Become a crusader for democracy
I have been writing this column for more than six years. Sometimes I feel like a broken record, repeatedly showcasing the ways in which our community suffers from state laws that inappropriately use tests to define our public schools—and our children—as failures; state laws that take resources appropriated for public school children to pay for private education; and state laws that shift a disproportionate share of the cost of funding public education to local taxpayers, while the state cuts taxes and disinvests.
All of these policies undermine the quality of education available to our youth, increase friction among the stakeholders in the education community, create hostility among neighbors and toward school leaders, make our community less competitive, and weaken our system of public education. The very worst examples of education policy hit us hard. In fact, the Cleveland Heights-University Heights school district is often among the hardest hit.
We are one district among 609, and every school district is part of our state’s public education system. Each of the issues that is injuring us is weakening our system of public education and undermining the fundamental social compact that binds us together in self-government. We need to pay attention to the system itself, because a strong public education system is the key to a great state and a strong democracy.
While my writing and my advocacy are driven by a commitment to equality and to Cleveland Heights, they are also grounded in my passion for democracy. You wouldn’t call me a flag-waving patriot, but I am a wholehearted believer in democracy: government by and for the people. We do have power, and we are responsible for ensuring that all people have an equal voice, equal opportunity, and the capacity to protect their own rights by participating in our democracy.
This is becoming harder to achieve because of growing economic and social inequality, well-funded private- and charter-school interests, a bellicose embrace of white supremacy, and gerrymandered districts that make lawmakers unresponsive to their constituents.
If the supermajority in the legislature is satisfied with allowing our public system to wither, it is also comfortable with inequality, limited opportunity, unequal participation in self-governance, and a less robust democracy.
Education is the cornerstone of a functioning democracy, so a threat to education is, at its core, a threat to democracy.

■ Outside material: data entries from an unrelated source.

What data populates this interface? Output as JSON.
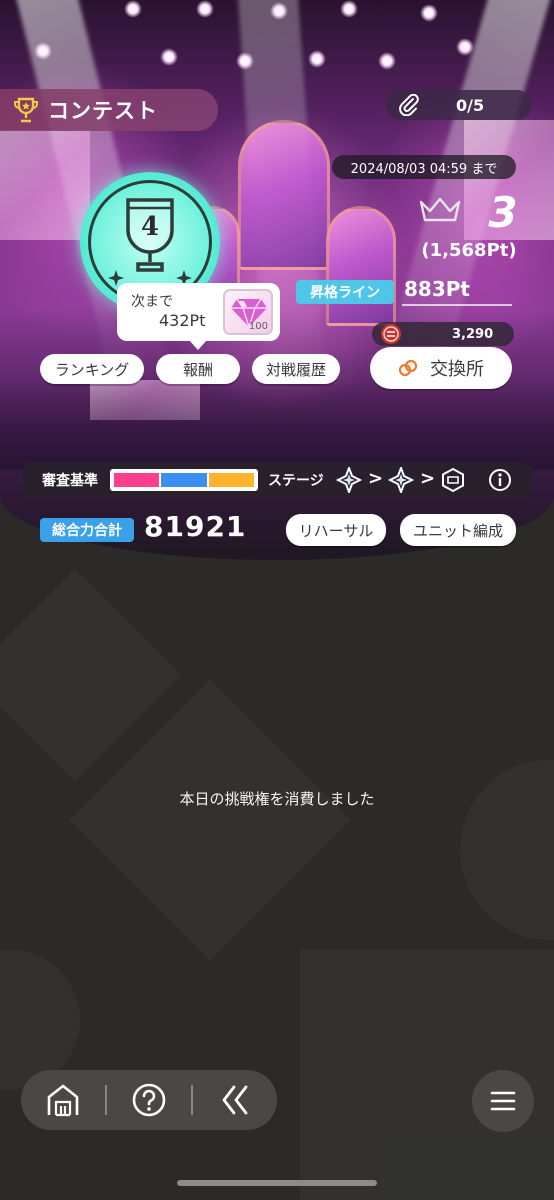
{
  "header": {
    "title": "コンテスト",
    "tickets": "0/5",
    "deadline": "2024/08/03 04:59 まで"
  },
  "rank": {
    "position": "3",
    "points": "(1,568Pt)"
  },
  "grade": {
    "number": "4",
    "next_label": "次まで",
    "next_points": "432Pt",
    "reward_qty": "100"
  },
  "promotion": {
    "label": "昇格ライン",
    "value": "883Pt"
  },
  "buttons": {
    "ranking": "ランキング",
    "reward": "報酬",
    "history": "対戦履歴",
    "exchange": "交換所",
    "rehearsal": "リハーサル",
    "unit": "ユニット編成"
  },
  "exchange": {
    "coins": "3,290"
  },
  "criteria": {
    "label": "審査基準",
    "colors": [
      "#ff3f8e",
      "#3b8ff0",
      "#ffb22e"
    ],
    "stage_label": "ステージ"
  },
  "power": {
    "label": "総合力合計",
    "value": "81921"
  },
  "notice": "本日の挑戦権を消費しました",
  "nav": {
    "icons": [
      "home-icon",
      "help-icon",
      "back-icon",
      "menu-icon"
    ]
  }
}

In April, about 50 people, who participated in the community discussion of Derek Black’s School House Burning, met to define how we can change education laws and revive the public’s appreciation for the common good. The six small-group discussions were, in themselves, an exercise in democratic participation.
Despite legitimate doubts about the ability to influence the legislature, sitting on the sidelines doesn’t work either. There was energy and excitement about ways to reach out and engage with more people, and to mobilize those who see the connection between education and democracy, to demand better policies. It gave me hope.
At the beginning of the meeting, several participants shared their views of what they had learned from reading Black’s book, and what it means going forward. They captured the urgency of the moment and what is at stake.
One way to get involved is to join the Heights Coalition for Public Education, and speak up for fair school funding and education in service of the common good. Become a crusader for public education! Nothing less than the future of democracy is at stake.
Susie Kaeser has been a proud Cleveland Heights resident siince 1979. She is the former director of Reaching Heights, and is active with the Heights Coalition for Public Education and the League of Women Voters.